NJ - While everyone takes for granted that the first Monday in Sept. is Labor Day, not many people know who to thank for this extra day off from work. And, to make matters worse, there are two men with similar names credited with proposing the holiday for workers— Peter McGuire, a carpenter and Matthew Maguire, a machinist from Paterson, NJ. Now, more than 100 years after the first celebration of the holiday, The United States Department of Labor is asking for the public’s opinion in this matter. Those interested in helping to solve the debate over “Who is the Father of Labor Day,” may vote HERE.
TAP into Mountainside is curious too. Readers are encouraged to place their vote on the TAP into Mountainside Facebook page and TAP will announce the winner. While there, readers are asked to ‘like” the page and share it with residents so all can stay on top of the daily news and columns run on TAP into Mountainside.
In the meantime, TAP into Mountainside wishes all TAP readers and TAP advertisers a fun and safe Labor Day Weekend celebration.
History of Labor Day
According to the US Dept. of Labor, Labor Day, the first Monday in September, is a creation of the labor movement and is dedicated to the social and economic achievements of American workers. It constitutes a yearly national tribute to the contributions workers have made to the strength, prosperity, and well-being of our country.
Some records show that McGuire, general secretary of the Brotherhood of Carpenters and Joiners and a cofounder of the American Federation of Labor, was first to suggest a day to honor those "who from rude nature have delved and carved all the grandeur we behold," according to the US Dept. of Labor.
However, others believe that Maguire, a machinist, not McGuire, founded the holiday, according to the US Dept. of Labor. In fact, recent research supports the contention that Maguire, later the secretary of Local 344 of the International Association of Machinists in Paterson, NJ, proposed the holiday in 1882, while serving as secretary of the Central Labor Union in New York.
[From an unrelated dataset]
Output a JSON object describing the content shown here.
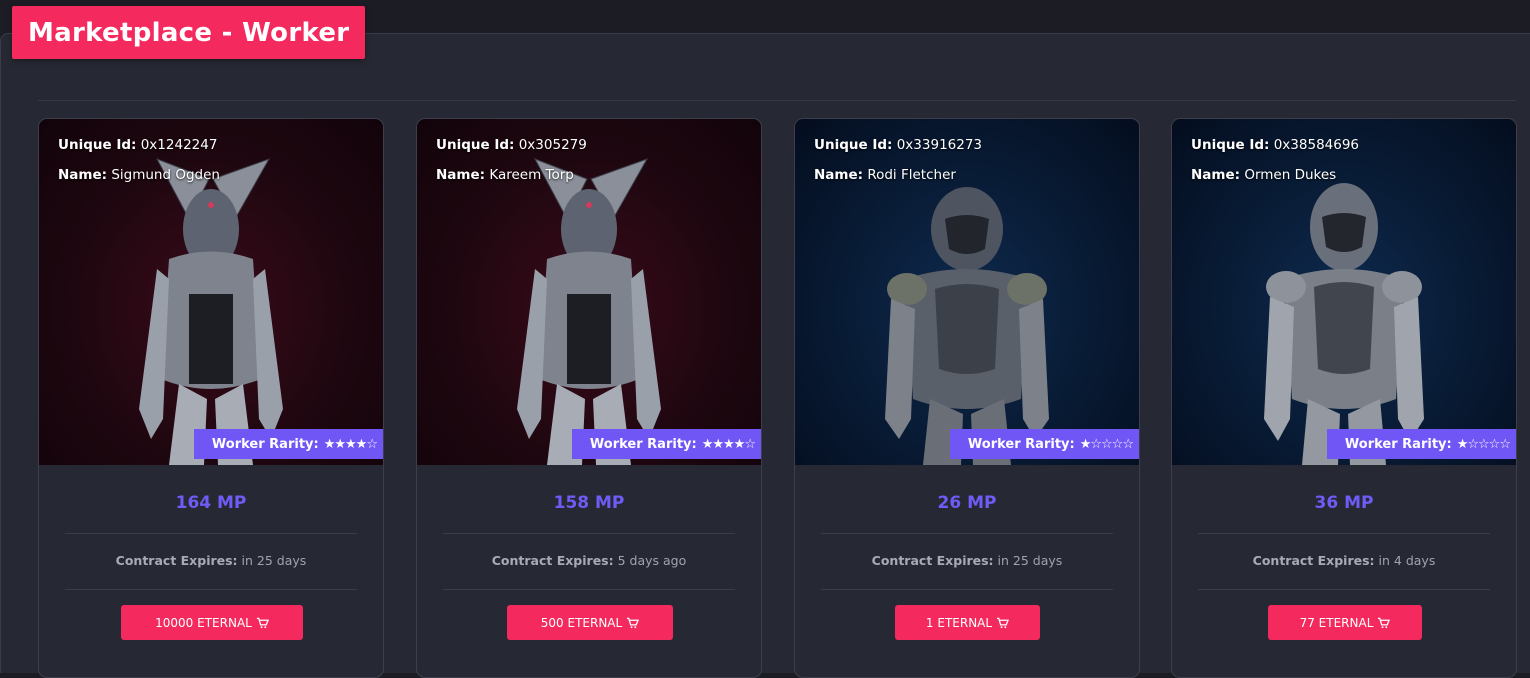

According to the US Dept. of Labor, it is clear is that the Central Labor Union adopted a Labor Day proposal and appointed a committee to plan a demonstration and picnic. The first Labor Day observance was celebrated on Tuesday, September 5, 1882, in New York City, in accordance with the plans of the Central Labor Union. The Central Labor Union held its second Labor Day holiday just a year later, on September 5, 1883, according to the US Dept. of Labor.
DOL's Historian on the History of Labor Day
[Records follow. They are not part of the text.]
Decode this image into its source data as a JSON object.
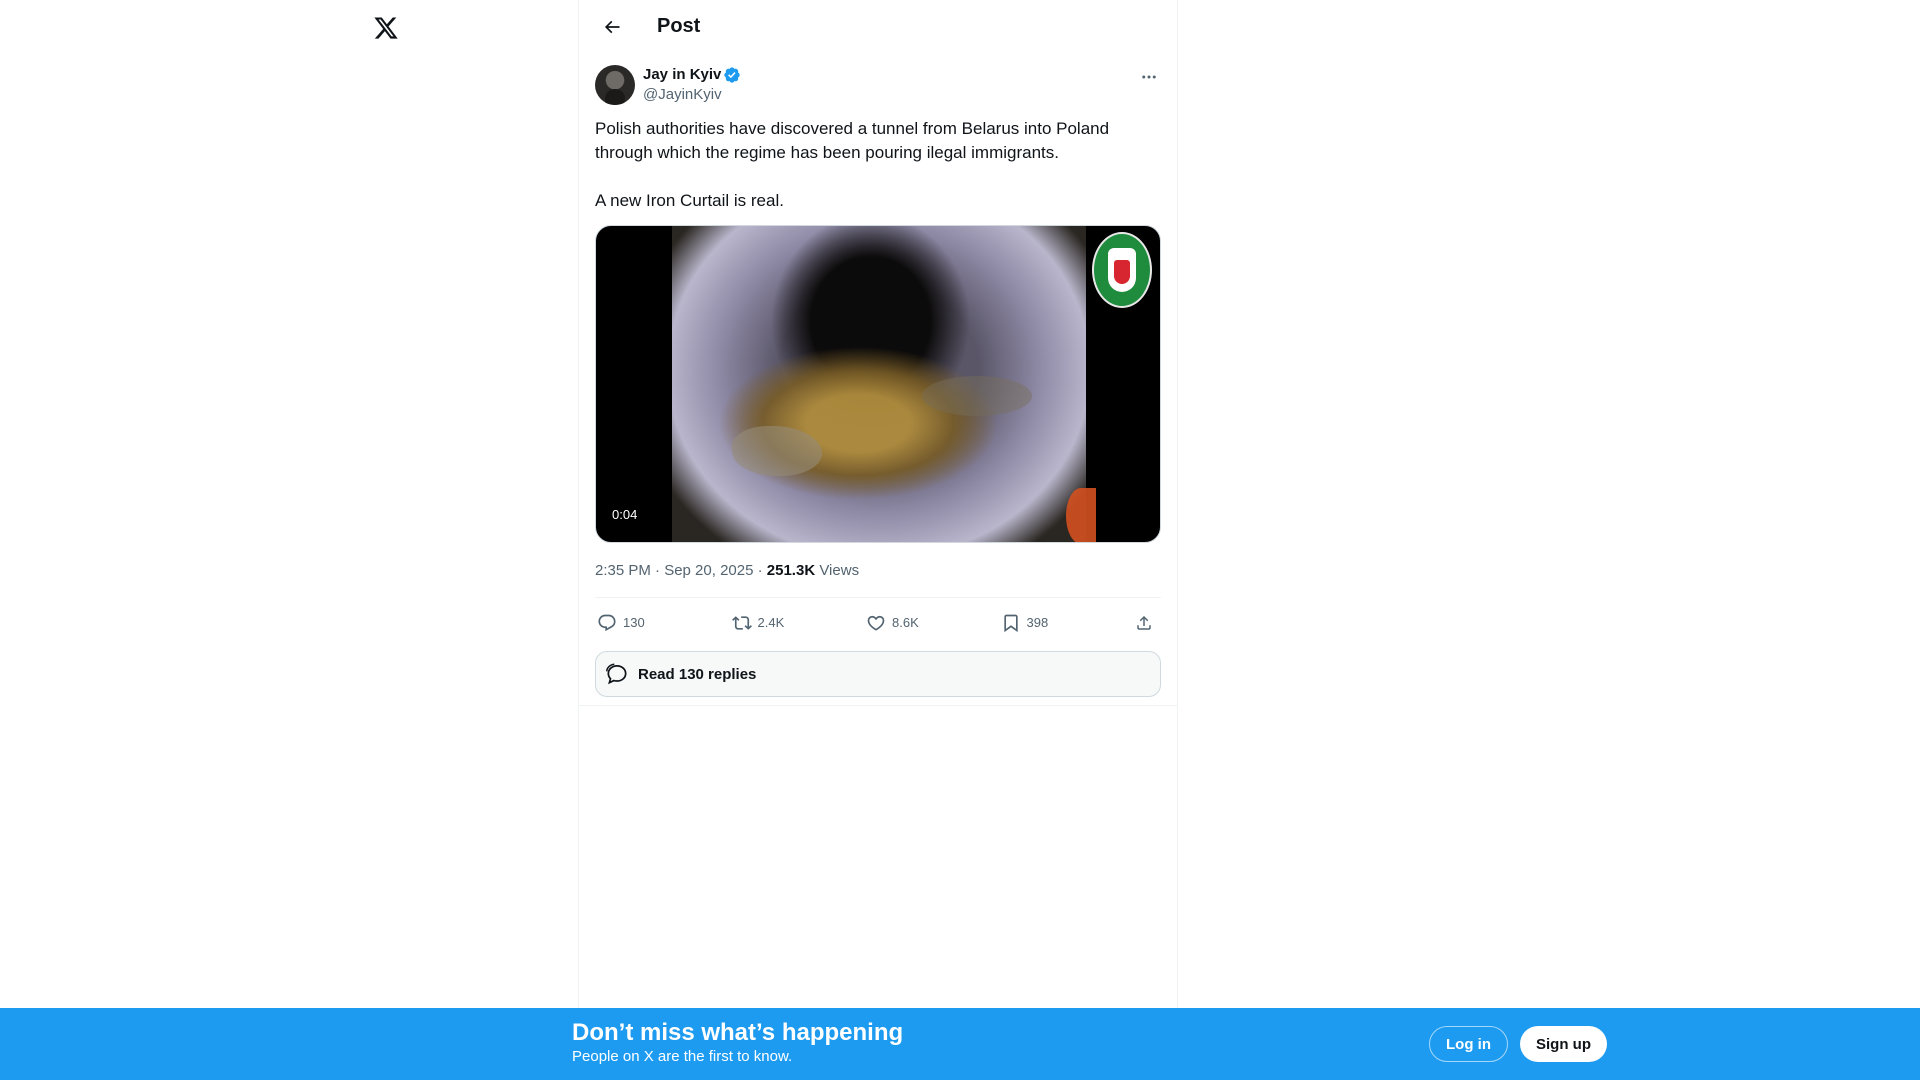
{
  "header": {
    "title": "Post"
  },
  "post": {
    "author": {
      "name": "Jay in Kyiv",
      "handle": "@JayinKyiv"
    },
    "text": "Polish authorities have discovered a tunnel from Belarus into Poland through which the regime has been pouring ilegal immigrants.\n\nA new Iron Curtail is real.",
    "media": {
      "duration": "0:04"
    },
    "meta": {
      "time_date": "2:35 PM · Sep 20, 2025 · ",
      "views_count": "251.3K",
      "views_label": " Views"
    },
    "stats": {
      "replies": "130",
      "reposts": "2.4K",
      "likes": "8.6K",
      "bookmarks": "398"
    },
    "read_replies_label": "Read 130 replies"
  },
  "banner": {
    "title": "Don’t miss what’s happening",
    "subtitle": "People on X are the first to know.",
    "login_label": "Log in",
    "signup_label": "Sign up"
  },
  "colors": {
    "accent": "#1d9bf0",
    "text_primary": "#0f1419",
    "text_secondary": "#536471"
  }
}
Linda Stinson, a former U.S. Department of Labor historian, provided the following details about the history of Labor Day in 2011 on the DOL website.
“When studying the history of Labor Day, two names stand out, and the funny thing is that they sound just alike. One is Peter J. McGuire, a leading official in the American Federation of Labor and organizer of the United Brotherhood of Carpenters and Joiners. The other is Matthew Maguire, a machinist from the Knights of Labor. The problem with declaring a single “founder” of Labor Day is that, at the time, no one realized that a new national holiday was being born. It was only after the fact that people tried to pinpoint a single founding father.
Seven years after that first New York Labor Day parade, the union journal for the United Brotherhood of Carpenters published an article claiming that their union brother, McGuire, made the original proposal to have the Labor Day event in New York and called for one day a year to be set aside as Labor Day. This article was reprinted yearly, and it became the common assumption that these were the facts.
However, in 1967, a retired machinist from Maguire’s union stepped up and claimed that his union brother was, in fact, the true originator of the movement for a national Labor Day. He pointed to an old newspaper article written nine years after the New York Labor Day parade titled “Labor Day: Its History and Development in the Land.” This article claimed that the first Secretary of the Central Labor Union, Maguire, was the one who arranged the parade. This claim was supported six years later when the grand marshal of the New York parade of 1882, himself, reminisced about how Maguire from the Knights of Labor had first suggested that the Central Labor Union call upon the unions of New York City to join together in a labor parade.
So the historical conundrum seems to hinge on the fact that the two names sound alike and were probably mixed up in the common consciousness. Toss in the years of bitter rivalry between the American Federation of Labor and the Knights of Labor and, of course, you’re going to have multiple heroes emerging in the legend of Labor Day.
I don’t really know if there is only one true parent of Labor Day. But when former Secretary of Labor W. Willard Wirtz spoke at the convention of the International Association of Machinists in 1968, he said: “My decision…is that there is no question as to who is the father of Labor Day in this country. Officially, as of this moment, insofar as the Department of Labor is concerned, it is Matt Maguire, machinist!” So in the question of McGuire versus Maguire, I don’t really know. But my money backs Bill Wirtz every time!”